I parked at the end of the maintained section of Howe Hill Road and set off on the lower logging road section of the Black Mountain Trail. Even normally dull logging roads are pretty in the fall.
An interesting split tree along the road.
Some nice hardwood forest about halfway up the trail. This route follows an old tractor road and except for one long, steady pitch and a couple of shorter bursts, the grades are relatively easy. Along the way I grabbed two geocaches.
After arriving at the summit and finding a third geocache, I settled in on a south-facing ledge for some serious Vitamin D treatment.
A bright blueberry patch contrasts with distant foliage.
Looking south down the Benton Range, with the patterns of old clearcuts visible.
After a snooze I headed over to Tipping Rock at the east end of the ledgy summit crest.
The expansive eastern ledges of Black have plenty of room to spread out.
Folds in the quartzite bedrock.
The Kinsmans and Franconia Range beyond nearby Howe Hill.
Benton (Tunnel) Ravine showing several old slide tracks. The one farthest on the left fell in 1973. My best guess is that the third track from the left is the slide that was utilized by the 1930s vintage DOC Tunnel Ravine Trail.
The blueberry shrubs were brilliant this day.
After a while I went across to the western ledges, where the Green Mountains were visible from Stratton Mountain in the south to Jay Peak in the north.
The Signal Mountain Range is prominent in east-central Vermont. From here I could also see the towns of Woodsville and North Haverhill, NH and Bradford, VT.
Smarts, Cube and Piermont Mountains lined up to the south.
On the way down the Black Mountain Trail I made a bushwhack loop over Howe Hill, which features some beautiful open hardwood glades on its ridgecrest.

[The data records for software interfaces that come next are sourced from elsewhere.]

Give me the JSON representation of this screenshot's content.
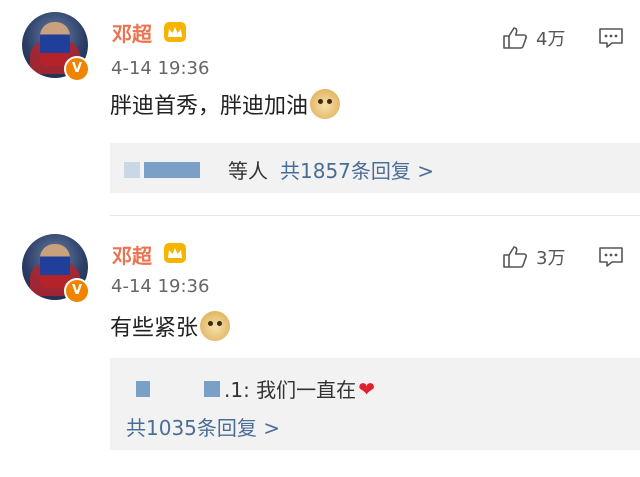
{
  "comments": [
    {
      "username": "邓超",
      "time": "4-14 19:36",
      "likes": "4万",
      "text": "胖迪首秀，胖迪加油",
      "reply_summary": {
        "suffix": "等人",
        "total_link": "共1857条回复 >"
      }
    },
    {
      "username": "邓超",
      "time": "4-14 19:36",
      "likes": "3万",
      "text": "有些紧张",
      "reply_preview": {
        "suffix": ".1: 我们一直在",
        "total_link": "共1035条回复 >"
      }
    }
  ],
  "icons": {
    "verified": "V",
    "crown": "crown-badge-icon",
    "like": "thumbs-up-icon",
    "comment": "comment-bubble-icon",
    "emoji": "doge-emoji-icon",
    "heart": "❤"
  },
  "colors": {
    "username": "#eb7350",
    "link": "#4a6d96",
    "verified": "#f08300",
    "reply_bg": "#f2f2f2"
  }
}
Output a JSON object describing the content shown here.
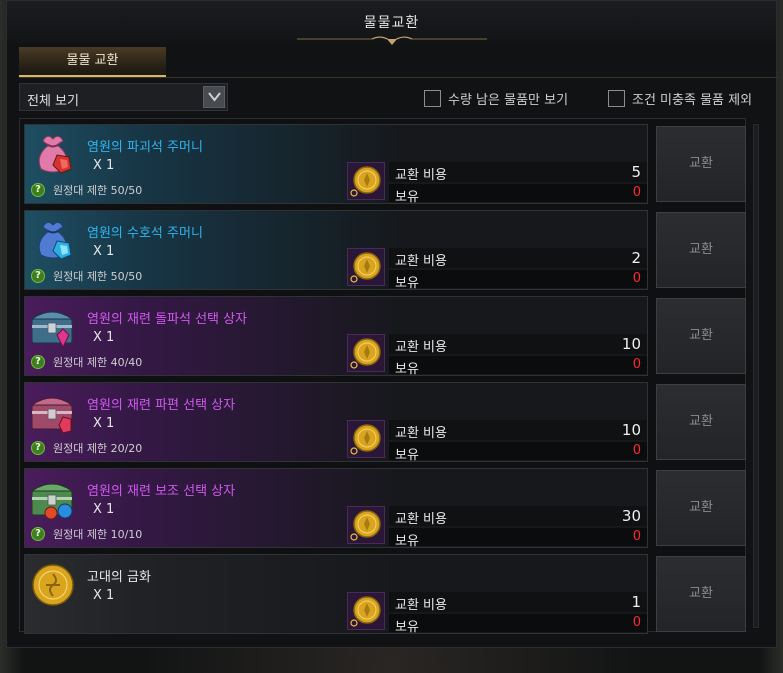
{
  "window": {
    "title": "물물교환"
  },
  "tabs": [
    {
      "label": "물물 교환"
    }
  ],
  "filter": {
    "dropdown_label": "전체 보기",
    "checkbox_remaining": "수량 남은 물품만 보기",
    "checkbox_exclude": "조건 미충족 물품 제외"
  },
  "colors": {
    "name_blue": "#2fb4ef",
    "name_purple": "#d158f0",
    "name_white": "#e8e8e8",
    "owned_red": "#ff2a2a"
  },
  "items": [
    {
      "name": "염원의 파괴석 주머니",
      "qty": "X 1",
      "limit": "원정대 제한 50/50",
      "cost_label": "교환 비용",
      "cost_value": "5",
      "own_label": "보유",
      "own_value": "0",
      "button": "교환",
      "icon": "pink-pouch-icon",
      "rarity": "blue"
    },
    {
      "name": "염원의 수호석 주머니",
      "qty": "X 1",
      "limit": "원정대 제한 50/50",
      "cost_label": "교환 비용",
      "cost_value": "2",
      "own_label": "보유",
      "own_value": "0",
      "button": "교환",
      "icon": "blue-pouch-icon",
      "rarity": "blue"
    },
    {
      "name": "염원의 재련 돌파석 선택 상자",
      "qty": "X 1",
      "limit": "원정대 제한 40/40",
      "cost_label": "교환 비용",
      "cost_value": "10",
      "own_label": "보유",
      "own_value": "0",
      "button": "교환",
      "icon": "chest-icon",
      "rarity": "purple"
    },
    {
      "name": "염원의 재련 파편 선택 상자",
      "qty": "X 1",
      "limit": "원정대 제한 20/20",
      "cost_label": "교환 비용",
      "cost_value": "10",
      "own_label": "보유",
      "own_value": "0",
      "button": "교환",
      "icon": "chest-icon",
      "rarity": "purple"
    },
    {
      "name": "염원의 재련 보조 선택 상자",
      "qty": "X 1",
      "limit": "원정대 제한 10/10",
      "cost_label": "교환 비용",
      "cost_value": "30",
      "own_label": "보유",
      "own_value": "0",
      "button": "교환",
      "icon": "chest-icon",
      "rarity": "purple"
    },
    {
      "name": "고대의 금화",
      "qty": "X 1",
      "limit": "",
      "cost_label": "교환 비용",
      "cost_value": "1",
      "own_label": "보유",
      "own_value": "0",
      "button": "교환",
      "icon": "gold-coin-icon",
      "rarity": "white"
    }
  ]
}
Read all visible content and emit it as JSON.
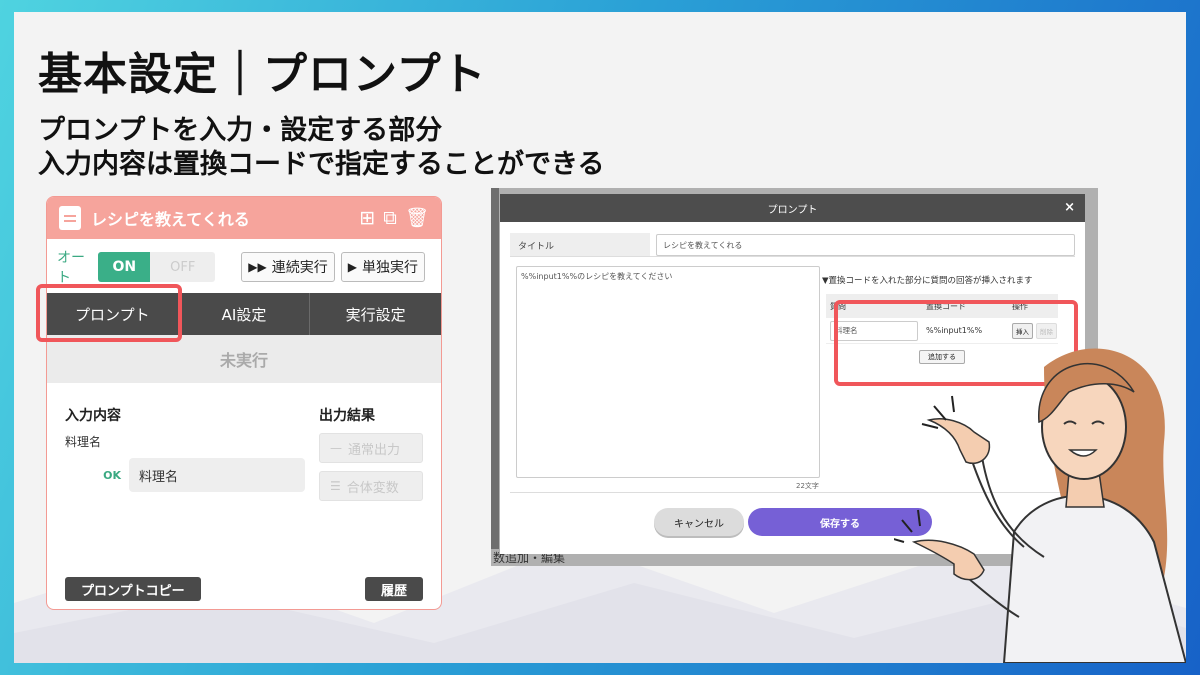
{
  "slide": {
    "title": "基本設定｜プロンプト",
    "subtitle_line1": "プロンプトを入力・設定する部分",
    "subtitle_line2": "入力内容は置換コードで指定することができる"
  },
  "card": {
    "title": "レシピを教えてくれる",
    "auto_label": "オート",
    "toggle_on": "ON",
    "toggle_off": "OFF",
    "run_continuous": "連続実行",
    "run_single": "単独実行",
    "tabs": [
      {
        "label": "プロンプト"
      },
      {
        "label": "AI設定"
      },
      {
        "label": "実行設定"
      }
    ],
    "status": "未実行",
    "input_title": "入力内容",
    "input_field_label": "料理名",
    "input_ok": "OK",
    "input_value": "料理名",
    "output_title": "出力結果",
    "output_normal": "通常出力",
    "output_combined": "合体変数",
    "copy_prompt": "プロンプトコピー",
    "history": "履歴"
  },
  "modal": {
    "header": "プロンプト",
    "close": "×",
    "title_label": "タイトル",
    "title_value": "レシピを教えてくれる",
    "prompt_text": "%%input1%%のレシピを教えてください",
    "char_count": "22文字",
    "replace_note": "▼置換コードを入れた部分に質問の回答が挿入されます",
    "table_headers": [
      "質問",
      "置換コード",
      "操作"
    ],
    "row_question": "料理名",
    "row_code": "%%input1%%",
    "insert_btn": "挿入",
    "delete_btn": "削除",
    "add_btn": "追加する",
    "cancel_btn": "キャンセル",
    "save_btn": "保存する",
    "underlying_text": "数追加・編集"
  },
  "colors": {
    "accent_red": "#f0565a",
    "card_header": "#f6a49c",
    "toggle_green": "#3aaf88",
    "save_purple": "#7660d6"
  },
  "icons": {
    "card_doc": "document-icon",
    "add": "plus-square-icon",
    "copy": "copy-icon",
    "delete": "trash-icon",
    "fast_forward": "fast-forward-icon",
    "play": "play-icon",
    "minus": "minus-icon",
    "doc_lines": "document-lines-icon"
  }
}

Shadows creeping into Benton Ravine.
Another beautiful glade.
Late afternoon sun in the glades.